TASK TO CARRY OUT: What is the number of lines in the data below that contain "upload"? Answer with that number and no other words.

TASK INPUT:
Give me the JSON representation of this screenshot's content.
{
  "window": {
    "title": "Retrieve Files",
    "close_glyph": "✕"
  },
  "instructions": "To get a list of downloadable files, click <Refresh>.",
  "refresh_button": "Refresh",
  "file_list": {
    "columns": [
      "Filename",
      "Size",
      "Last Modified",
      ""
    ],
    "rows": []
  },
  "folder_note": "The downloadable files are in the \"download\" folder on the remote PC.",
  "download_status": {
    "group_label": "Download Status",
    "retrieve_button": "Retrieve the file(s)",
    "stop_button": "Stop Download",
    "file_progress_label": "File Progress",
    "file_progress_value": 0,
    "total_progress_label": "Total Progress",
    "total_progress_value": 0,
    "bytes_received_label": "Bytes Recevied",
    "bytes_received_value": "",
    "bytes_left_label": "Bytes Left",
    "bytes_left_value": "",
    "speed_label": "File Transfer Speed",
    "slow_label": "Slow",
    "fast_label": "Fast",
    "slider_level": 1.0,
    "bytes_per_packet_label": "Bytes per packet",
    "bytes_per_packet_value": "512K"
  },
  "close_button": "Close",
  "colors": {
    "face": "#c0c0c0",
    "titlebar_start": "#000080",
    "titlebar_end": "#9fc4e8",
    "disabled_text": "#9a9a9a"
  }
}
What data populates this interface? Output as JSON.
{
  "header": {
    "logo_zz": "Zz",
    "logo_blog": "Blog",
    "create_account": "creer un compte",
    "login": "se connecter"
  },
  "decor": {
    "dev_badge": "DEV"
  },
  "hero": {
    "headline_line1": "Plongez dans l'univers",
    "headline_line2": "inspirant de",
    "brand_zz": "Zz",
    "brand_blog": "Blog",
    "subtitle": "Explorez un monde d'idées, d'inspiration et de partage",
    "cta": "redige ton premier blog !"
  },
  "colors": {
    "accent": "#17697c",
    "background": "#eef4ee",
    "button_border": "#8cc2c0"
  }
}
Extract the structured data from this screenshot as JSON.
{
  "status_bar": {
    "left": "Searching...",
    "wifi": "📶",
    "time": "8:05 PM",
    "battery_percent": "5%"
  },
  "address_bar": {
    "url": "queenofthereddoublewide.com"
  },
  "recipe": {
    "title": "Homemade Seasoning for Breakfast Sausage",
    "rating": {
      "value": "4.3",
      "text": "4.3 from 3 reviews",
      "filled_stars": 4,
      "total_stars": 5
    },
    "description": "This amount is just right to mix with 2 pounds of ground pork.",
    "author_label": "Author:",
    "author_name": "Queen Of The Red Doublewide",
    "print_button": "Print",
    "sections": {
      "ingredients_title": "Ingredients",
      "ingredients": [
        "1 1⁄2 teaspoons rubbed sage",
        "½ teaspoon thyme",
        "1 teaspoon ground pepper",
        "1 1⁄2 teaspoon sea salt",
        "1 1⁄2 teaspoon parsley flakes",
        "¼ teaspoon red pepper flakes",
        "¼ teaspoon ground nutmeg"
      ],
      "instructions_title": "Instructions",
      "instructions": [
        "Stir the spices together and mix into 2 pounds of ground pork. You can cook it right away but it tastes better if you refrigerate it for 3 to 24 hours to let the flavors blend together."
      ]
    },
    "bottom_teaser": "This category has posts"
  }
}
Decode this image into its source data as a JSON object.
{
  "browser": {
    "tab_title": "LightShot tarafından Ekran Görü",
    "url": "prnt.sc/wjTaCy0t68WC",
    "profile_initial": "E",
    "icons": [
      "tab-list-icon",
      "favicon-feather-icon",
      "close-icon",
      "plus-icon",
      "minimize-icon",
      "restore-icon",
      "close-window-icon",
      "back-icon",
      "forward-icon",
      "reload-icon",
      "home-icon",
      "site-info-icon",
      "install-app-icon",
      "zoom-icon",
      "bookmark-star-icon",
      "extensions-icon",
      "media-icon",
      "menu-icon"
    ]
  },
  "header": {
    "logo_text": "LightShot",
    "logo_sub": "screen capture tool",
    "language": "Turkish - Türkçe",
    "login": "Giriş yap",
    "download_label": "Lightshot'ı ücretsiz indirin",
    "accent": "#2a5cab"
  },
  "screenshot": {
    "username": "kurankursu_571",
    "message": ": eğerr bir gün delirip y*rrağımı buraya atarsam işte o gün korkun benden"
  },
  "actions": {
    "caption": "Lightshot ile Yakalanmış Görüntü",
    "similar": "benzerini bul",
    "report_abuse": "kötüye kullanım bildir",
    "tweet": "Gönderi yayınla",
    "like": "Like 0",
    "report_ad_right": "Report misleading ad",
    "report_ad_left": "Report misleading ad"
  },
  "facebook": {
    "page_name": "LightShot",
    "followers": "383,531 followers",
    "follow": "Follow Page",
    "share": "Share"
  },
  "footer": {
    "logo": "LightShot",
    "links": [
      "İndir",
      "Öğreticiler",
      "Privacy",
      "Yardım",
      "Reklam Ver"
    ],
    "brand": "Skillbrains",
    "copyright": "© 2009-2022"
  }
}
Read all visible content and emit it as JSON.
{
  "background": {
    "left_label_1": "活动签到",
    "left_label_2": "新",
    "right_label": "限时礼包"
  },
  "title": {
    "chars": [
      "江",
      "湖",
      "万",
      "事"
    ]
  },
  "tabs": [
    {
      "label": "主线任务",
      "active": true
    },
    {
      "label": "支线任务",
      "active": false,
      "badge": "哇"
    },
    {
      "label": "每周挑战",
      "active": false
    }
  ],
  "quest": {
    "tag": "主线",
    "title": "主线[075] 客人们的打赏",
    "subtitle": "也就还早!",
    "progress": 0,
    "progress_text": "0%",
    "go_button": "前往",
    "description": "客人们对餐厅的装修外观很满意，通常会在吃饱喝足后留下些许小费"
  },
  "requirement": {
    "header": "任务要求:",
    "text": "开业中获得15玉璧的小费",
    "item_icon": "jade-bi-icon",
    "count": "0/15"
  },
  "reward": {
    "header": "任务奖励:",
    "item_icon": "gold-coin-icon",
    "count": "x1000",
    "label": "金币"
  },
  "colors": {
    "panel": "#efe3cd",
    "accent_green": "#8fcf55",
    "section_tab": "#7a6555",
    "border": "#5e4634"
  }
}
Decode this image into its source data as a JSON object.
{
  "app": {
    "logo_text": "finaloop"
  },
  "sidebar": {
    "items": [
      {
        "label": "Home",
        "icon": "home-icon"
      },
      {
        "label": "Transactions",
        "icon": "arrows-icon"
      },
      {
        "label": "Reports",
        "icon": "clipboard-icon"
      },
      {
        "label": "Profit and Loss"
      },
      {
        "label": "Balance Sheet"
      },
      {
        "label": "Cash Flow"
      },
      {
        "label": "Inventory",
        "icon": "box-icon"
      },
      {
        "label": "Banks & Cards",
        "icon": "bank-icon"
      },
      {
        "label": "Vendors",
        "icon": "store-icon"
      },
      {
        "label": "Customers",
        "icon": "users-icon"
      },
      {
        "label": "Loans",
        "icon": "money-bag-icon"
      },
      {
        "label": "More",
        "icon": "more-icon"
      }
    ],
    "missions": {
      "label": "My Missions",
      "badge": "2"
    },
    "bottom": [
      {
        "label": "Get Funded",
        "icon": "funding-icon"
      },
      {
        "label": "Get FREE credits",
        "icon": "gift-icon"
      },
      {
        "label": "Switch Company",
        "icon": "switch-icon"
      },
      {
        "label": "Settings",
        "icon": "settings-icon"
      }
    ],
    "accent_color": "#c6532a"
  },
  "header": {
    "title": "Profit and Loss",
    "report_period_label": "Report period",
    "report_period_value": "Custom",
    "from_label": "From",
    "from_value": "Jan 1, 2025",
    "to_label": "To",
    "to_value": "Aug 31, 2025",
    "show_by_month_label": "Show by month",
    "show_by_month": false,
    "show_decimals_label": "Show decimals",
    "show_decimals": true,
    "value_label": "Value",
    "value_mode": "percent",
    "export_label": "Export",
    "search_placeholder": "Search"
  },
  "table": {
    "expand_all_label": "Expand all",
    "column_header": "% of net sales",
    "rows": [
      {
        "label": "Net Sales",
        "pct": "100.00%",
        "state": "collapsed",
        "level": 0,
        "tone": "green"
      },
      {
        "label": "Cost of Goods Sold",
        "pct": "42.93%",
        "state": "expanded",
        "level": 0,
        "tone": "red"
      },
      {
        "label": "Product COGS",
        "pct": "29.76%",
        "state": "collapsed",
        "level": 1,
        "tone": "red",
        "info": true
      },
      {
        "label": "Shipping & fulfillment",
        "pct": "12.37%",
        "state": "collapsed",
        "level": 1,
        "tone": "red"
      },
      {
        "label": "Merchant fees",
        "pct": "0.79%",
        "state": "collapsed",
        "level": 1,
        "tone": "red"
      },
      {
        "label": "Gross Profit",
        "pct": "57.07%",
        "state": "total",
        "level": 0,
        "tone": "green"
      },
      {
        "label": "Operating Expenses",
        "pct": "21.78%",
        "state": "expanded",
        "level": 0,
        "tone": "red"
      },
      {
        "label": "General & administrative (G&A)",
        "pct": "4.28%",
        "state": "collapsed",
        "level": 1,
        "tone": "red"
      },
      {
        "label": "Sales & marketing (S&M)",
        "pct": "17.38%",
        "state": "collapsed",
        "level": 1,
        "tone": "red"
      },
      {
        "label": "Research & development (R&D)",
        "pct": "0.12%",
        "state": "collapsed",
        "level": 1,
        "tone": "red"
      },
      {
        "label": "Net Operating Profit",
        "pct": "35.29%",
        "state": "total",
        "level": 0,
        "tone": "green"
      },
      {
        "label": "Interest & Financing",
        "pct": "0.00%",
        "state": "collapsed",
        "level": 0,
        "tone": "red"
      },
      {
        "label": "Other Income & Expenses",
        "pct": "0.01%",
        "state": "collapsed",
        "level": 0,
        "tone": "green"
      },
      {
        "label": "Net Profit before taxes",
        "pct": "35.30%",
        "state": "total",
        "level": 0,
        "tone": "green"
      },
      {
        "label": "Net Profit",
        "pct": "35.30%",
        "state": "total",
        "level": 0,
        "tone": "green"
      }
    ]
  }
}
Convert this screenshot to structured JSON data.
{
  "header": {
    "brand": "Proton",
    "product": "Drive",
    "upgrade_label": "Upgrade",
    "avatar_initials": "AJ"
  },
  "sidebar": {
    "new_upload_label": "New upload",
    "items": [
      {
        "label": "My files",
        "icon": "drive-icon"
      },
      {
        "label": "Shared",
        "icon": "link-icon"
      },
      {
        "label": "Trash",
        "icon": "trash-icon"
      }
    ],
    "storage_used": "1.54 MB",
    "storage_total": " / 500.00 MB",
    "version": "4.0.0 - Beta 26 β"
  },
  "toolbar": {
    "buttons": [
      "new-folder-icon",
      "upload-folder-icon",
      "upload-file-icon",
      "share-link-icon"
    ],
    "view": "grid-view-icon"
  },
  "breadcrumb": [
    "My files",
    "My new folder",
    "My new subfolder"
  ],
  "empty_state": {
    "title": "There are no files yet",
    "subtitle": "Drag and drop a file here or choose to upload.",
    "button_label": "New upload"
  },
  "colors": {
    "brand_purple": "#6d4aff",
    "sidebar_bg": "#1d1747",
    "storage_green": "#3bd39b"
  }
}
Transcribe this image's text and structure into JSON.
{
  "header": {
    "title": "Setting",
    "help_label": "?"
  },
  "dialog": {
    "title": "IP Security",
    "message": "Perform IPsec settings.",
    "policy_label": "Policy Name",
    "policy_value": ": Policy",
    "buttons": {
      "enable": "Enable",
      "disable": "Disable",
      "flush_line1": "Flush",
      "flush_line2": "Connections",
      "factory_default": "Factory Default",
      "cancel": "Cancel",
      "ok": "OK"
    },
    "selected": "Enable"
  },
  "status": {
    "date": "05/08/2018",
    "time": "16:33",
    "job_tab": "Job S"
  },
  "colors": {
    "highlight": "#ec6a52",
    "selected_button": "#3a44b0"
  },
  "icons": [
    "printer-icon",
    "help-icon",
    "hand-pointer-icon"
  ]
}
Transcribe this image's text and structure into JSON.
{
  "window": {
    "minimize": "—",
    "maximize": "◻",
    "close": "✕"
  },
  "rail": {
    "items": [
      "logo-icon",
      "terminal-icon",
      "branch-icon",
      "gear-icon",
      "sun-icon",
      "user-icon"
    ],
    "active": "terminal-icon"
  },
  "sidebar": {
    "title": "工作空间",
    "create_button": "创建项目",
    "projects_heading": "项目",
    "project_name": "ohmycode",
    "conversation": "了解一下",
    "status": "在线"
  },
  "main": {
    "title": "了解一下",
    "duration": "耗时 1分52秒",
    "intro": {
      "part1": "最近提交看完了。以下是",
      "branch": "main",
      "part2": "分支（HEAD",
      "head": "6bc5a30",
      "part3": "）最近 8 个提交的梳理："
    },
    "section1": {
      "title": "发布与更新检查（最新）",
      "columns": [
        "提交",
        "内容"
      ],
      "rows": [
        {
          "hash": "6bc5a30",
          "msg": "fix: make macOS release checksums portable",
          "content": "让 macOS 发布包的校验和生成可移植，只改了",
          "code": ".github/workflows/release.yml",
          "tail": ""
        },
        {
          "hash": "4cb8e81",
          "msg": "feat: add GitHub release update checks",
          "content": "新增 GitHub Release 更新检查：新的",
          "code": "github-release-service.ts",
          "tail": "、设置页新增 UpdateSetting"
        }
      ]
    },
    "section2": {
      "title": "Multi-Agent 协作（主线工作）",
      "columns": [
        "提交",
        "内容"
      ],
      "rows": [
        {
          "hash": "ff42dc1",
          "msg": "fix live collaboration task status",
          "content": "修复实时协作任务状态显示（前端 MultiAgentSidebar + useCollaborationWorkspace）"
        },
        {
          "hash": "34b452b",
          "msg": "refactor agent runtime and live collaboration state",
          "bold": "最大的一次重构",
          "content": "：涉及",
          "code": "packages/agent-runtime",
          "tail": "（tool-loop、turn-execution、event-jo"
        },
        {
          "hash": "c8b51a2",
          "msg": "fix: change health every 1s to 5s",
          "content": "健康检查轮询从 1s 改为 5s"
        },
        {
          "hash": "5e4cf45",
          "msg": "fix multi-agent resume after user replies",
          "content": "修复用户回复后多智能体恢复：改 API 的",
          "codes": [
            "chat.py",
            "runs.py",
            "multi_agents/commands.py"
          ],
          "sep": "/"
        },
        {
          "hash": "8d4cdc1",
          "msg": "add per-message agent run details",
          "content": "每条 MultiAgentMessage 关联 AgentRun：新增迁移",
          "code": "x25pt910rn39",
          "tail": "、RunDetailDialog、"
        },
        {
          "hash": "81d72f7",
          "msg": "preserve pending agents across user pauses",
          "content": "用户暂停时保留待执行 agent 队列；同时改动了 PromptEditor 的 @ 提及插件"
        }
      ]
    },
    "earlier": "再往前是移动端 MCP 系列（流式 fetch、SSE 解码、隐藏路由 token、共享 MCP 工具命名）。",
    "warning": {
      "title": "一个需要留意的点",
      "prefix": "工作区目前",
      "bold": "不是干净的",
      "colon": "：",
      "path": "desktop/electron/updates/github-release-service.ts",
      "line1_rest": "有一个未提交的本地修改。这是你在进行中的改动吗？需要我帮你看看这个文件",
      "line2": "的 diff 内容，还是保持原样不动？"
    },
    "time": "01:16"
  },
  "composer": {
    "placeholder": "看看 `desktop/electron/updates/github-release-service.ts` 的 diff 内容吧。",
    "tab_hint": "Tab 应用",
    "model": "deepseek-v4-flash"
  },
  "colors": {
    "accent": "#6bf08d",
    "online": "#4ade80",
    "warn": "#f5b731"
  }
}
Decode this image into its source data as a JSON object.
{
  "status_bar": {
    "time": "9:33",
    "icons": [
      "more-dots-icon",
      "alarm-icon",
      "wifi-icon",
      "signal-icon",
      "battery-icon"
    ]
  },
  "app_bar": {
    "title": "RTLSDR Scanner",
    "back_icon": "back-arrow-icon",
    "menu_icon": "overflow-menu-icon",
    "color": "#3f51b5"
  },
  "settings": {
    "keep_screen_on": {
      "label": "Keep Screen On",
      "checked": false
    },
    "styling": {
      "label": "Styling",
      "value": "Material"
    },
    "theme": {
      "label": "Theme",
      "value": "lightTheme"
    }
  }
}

ANSWER: 5